* Description of the task: What is needed is each line of the data below that holds the string "type".

^^^^

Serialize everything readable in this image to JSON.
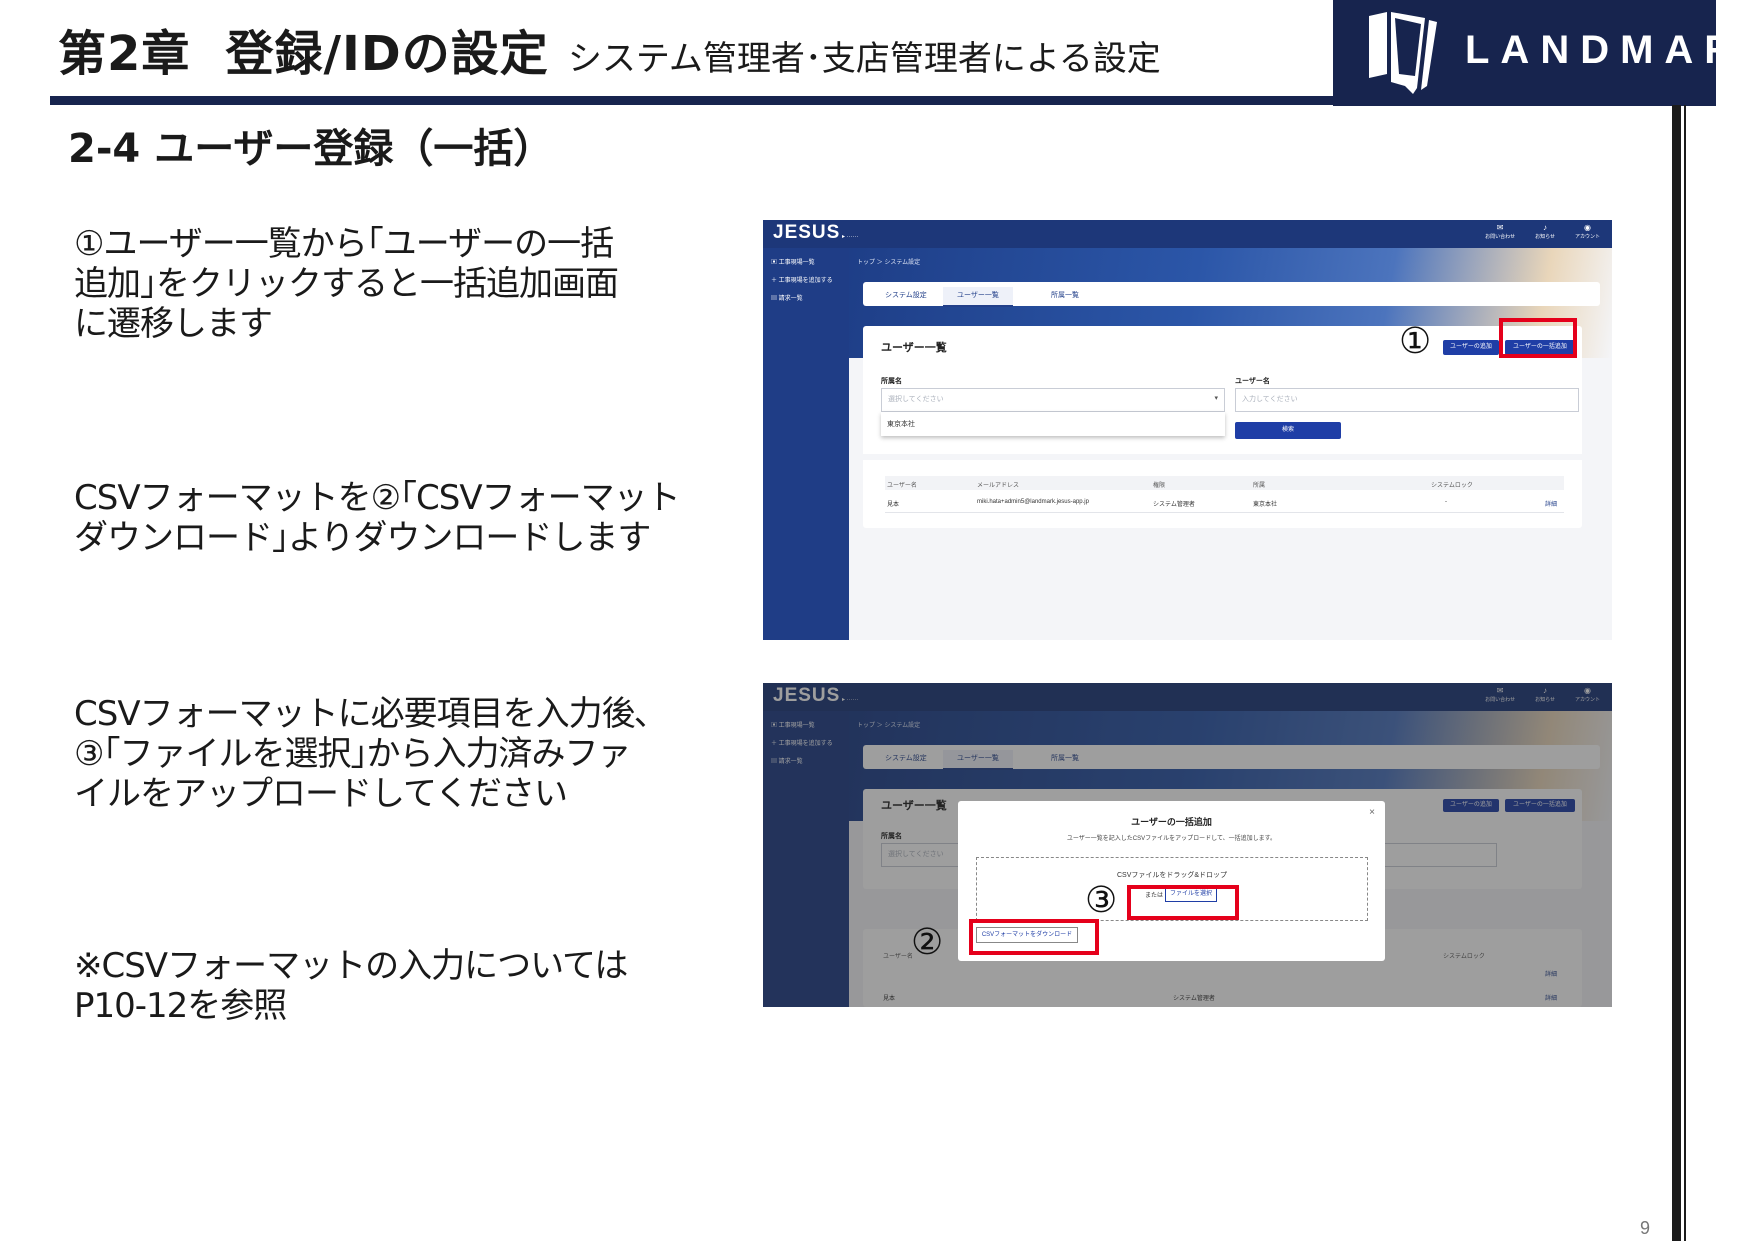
{
  "header": {
    "chapter": "第2章",
    "title": "登録/IDの設定",
    "subtitle": "システム管理者･支店管理者による設定",
    "logo_text": "LANDMARK"
  },
  "section_title": "2-4 ユーザー登録（一括）",
  "descriptions": {
    "d1": [
      "①ユーザー一覧から｢ユーザーの一括",
      "追加｣をクリックすると一括追加画面",
      "に遷移します"
    ],
    "d2": [
      "CSVフォーマットを②｢CSVフォーマット",
      "ダウンロード｣よりダウンロードします"
    ],
    "d3": [
      "CSVフォーマットに必要項目を入力後､",
      "③｢ファイルを選択｣から入力済みファ",
      "イルをアップロードしてください"
    ],
    "d4": [
      "※CSVフォーマットの入力については",
      "P10-12を参照"
    ]
  },
  "page_number": "9",
  "app": {
    "brand": "JESUS",
    "topnav": [
      {
        "icon": "mail-icon",
        "label": "お問い合わせ"
      },
      {
        "icon": "bell-icon",
        "label": "お知らせ"
      },
      {
        "icon": "account-icon",
        "label": "アカウント"
      }
    ],
    "sidebar": [
      "工事現場一覧",
      "工事現場を追加する",
      "請求一覧"
    ],
    "breadcrumb": "トップ ＞ システム設定",
    "tabs": [
      "システム設定",
      "ユーザー一覧",
      "所属一覧"
    ],
    "panel_title": "ユーザー一覧",
    "add_user": "ユーザーの追加",
    "bulk_add": "ユーザーの一括追加",
    "field_org_label": "所属名",
    "field_org_placeholder": "選択してください",
    "field_user_label": "ユーザー名",
    "field_user_placeholder": "入力してください",
    "dropdown_option": "東京本社",
    "search_button": "検索",
    "table_headers": [
      "ユーザー名",
      "メールアドレス",
      "権限",
      "所属",
      "システムロック"
    ],
    "table_row": [
      "見本",
      "miki.hata+admin5@landmark.jesus-app.jp",
      "システム管理者",
      "東京本社",
      "-",
      "詳細"
    ]
  },
  "modal": {
    "title": "ユーザーの一括追加",
    "description": "ユーザー一覧を記入したCSVファイルをアップロードして、一括追加します。",
    "drop_text": "CSVファイルをドラッグ&ドロップ",
    "or_text": "または",
    "file_button": "ファイルを選択",
    "download_button": "CSVフォーマットをダウンロード",
    "close": "×"
  },
  "shot2_rows": [
    {
      "name": "見本",
      "role": "システム管理者",
      "detail": "詳細"
    }
  ],
  "markers": {
    "m1": "①",
    "m2": "②",
    "m3": "③"
  },
  "colors": {
    "navy": "#17244e",
    "app_blue": "#1f3ea6",
    "highlight_red": "#e5001b"
  }
}
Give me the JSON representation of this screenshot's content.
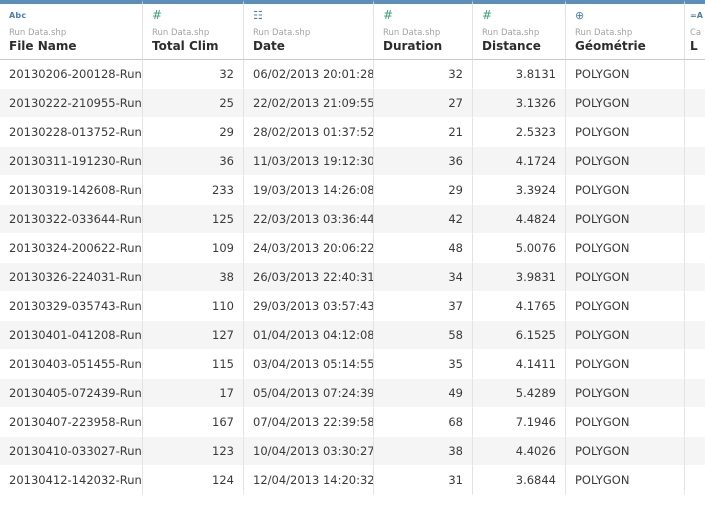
{
  "columns": [
    {
      "icon_text": "Abc",
      "icon": "string-type-icon",
      "source": "Run Data.shp",
      "name": "File Name",
      "align": "left"
    },
    {
      "icon_text": "#",
      "icon": "number-type-icon",
      "source": "Run Data.shp",
      "name": "Total Clim",
      "align": "right"
    },
    {
      "icon_text": "☷",
      "icon": "datetime-type-icon",
      "source": "Run Data.shp",
      "name": "Date",
      "align": "left"
    },
    {
      "icon_text": "#",
      "icon": "number-type-icon",
      "source": "Run Data.shp",
      "name": "Duration",
      "align": "right"
    },
    {
      "icon_text": "#",
      "icon": "number-type-icon",
      "source": "Run Data.shp",
      "name": "Distance",
      "align": "right"
    },
    {
      "icon_text": "⊕",
      "icon": "geography-type-icon",
      "source": "Run Data.shp",
      "name": "Géométrie",
      "align": "left"
    },
    {
      "icon_text": "=A",
      "icon": "calculated-string-type-icon",
      "source": "Ca",
      "name": "L",
      "align": "left"
    }
  ],
  "rows": [
    [
      "20130206-200128-Run",
      "32",
      "06/02/2013 20:01:28",
      "32",
      "3.8131",
      "POLYGON"
    ],
    [
      "20130222-210955-Run",
      "25",
      "22/02/2013 21:09:55",
      "27",
      "3.1326",
      "POLYGON"
    ],
    [
      "20130228-013752-Run",
      "29",
      "28/02/2013 01:37:52",
      "21",
      "2.5323",
      "POLYGON"
    ],
    [
      "20130311-191230-Run",
      "36",
      "11/03/2013 19:12:30",
      "36",
      "4.1724",
      "POLYGON"
    ],
    [
      "20130319-142608-Run",
      "233",
      "19/03/2013 14:26:08",
      "29",
      "3.3924",
      "POLYGON"
    ],
    [
      "20130322-033644-Run",
      "125",
      "22/03/2013 03:36:44",
      "42",
      "4.4824",
      "POLYGON"
    ],
    [
      "20130324-200622-Run",
      "109",
      "24/03/2013 20:06:22",
      "48",
      "5.0076",
      "POLYGON"
    ],
    [
      "20130326-224031-Run",
      "38",
      "26/03/2013 22:40:31",
      "34",
      "3.9831",
      "POLYGON"
    ],
    [
      "20130329-035743-Run",
      "110",
      "29/03/2013 03:57:43",
      "37",
      "4.1765",
      "POLYGON"
    ],
    [
      "20130401-041208-Run",
      "127",
      "01/04/2013 04:12:08",
      "58",
      "6.1525",
      "POLYGON"
    ],
    [
      "20130403-051455-Run",
      "115",
      "03/04/2013 05:14:55",
      "35",
      "4.1411",
      "POLYGON"
    ],
    [
      "20130405-072439-Run",
      "17",
      "05/04/2013 07:24:39",
      "49",
      "5.4289",
      "POLYGON"
    ],
    [
      "20130407-223958-Run",
      "167",
      "07/04/2013 22:39:58",
      "68",
      "7.1946",
      "POLYGON"
    ],
    [
      "20130410-033027-Run",
      "123",
      "10/04/2013 03:30:27",
      "38",
      "4.4026",
      "POLYGON"
    ],
    [
      "20130412-142032-Run",
      "124",
      "12/04/2013 14:20:32",
      "31",
      "3.6844",
      "POLYGON"
    ]
  ]
}
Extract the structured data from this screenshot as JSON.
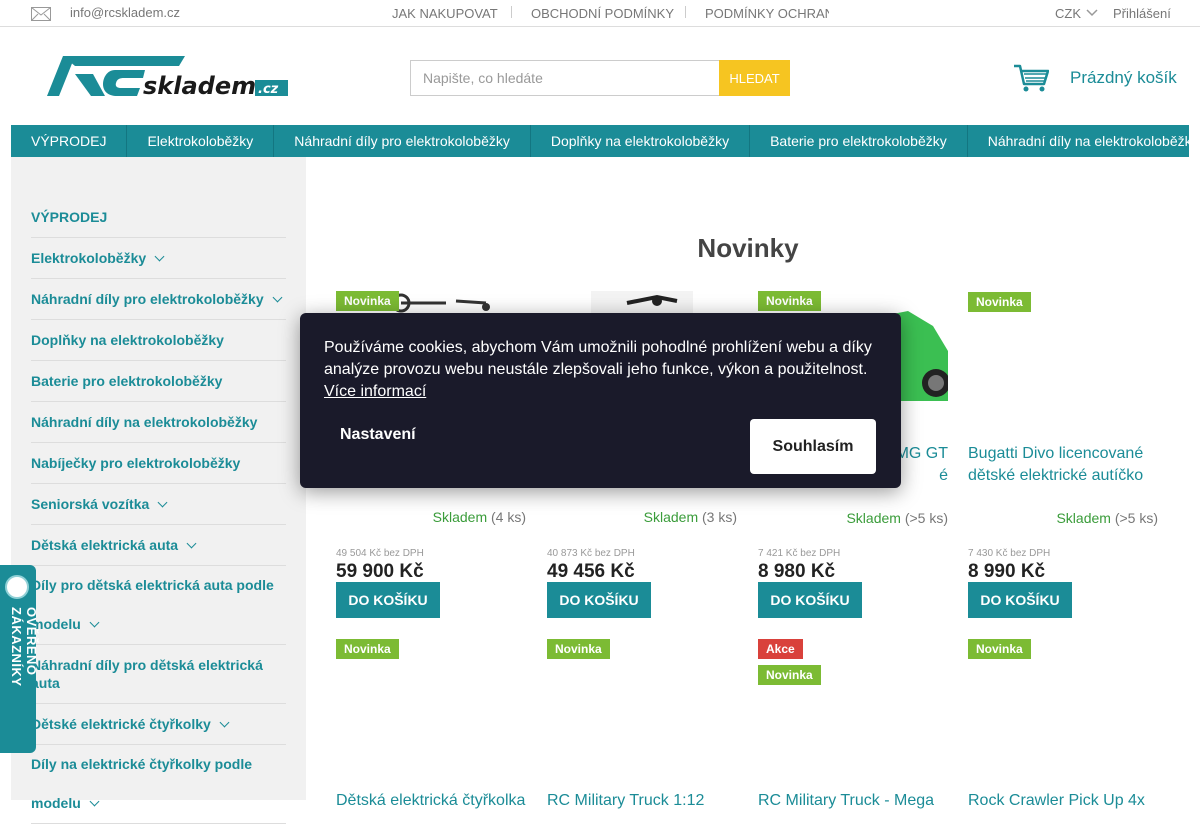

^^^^

* Answer section:
      "icon": "string-type-icon",
      "icon": "number-type-icon",
      "icon": "datetime-type-icon",
      "icon": "number-type-icon",
      "icon": "number-type-icon",
      "icon": "geography-type-icon",
      "icon": "calculated-string-type-icon",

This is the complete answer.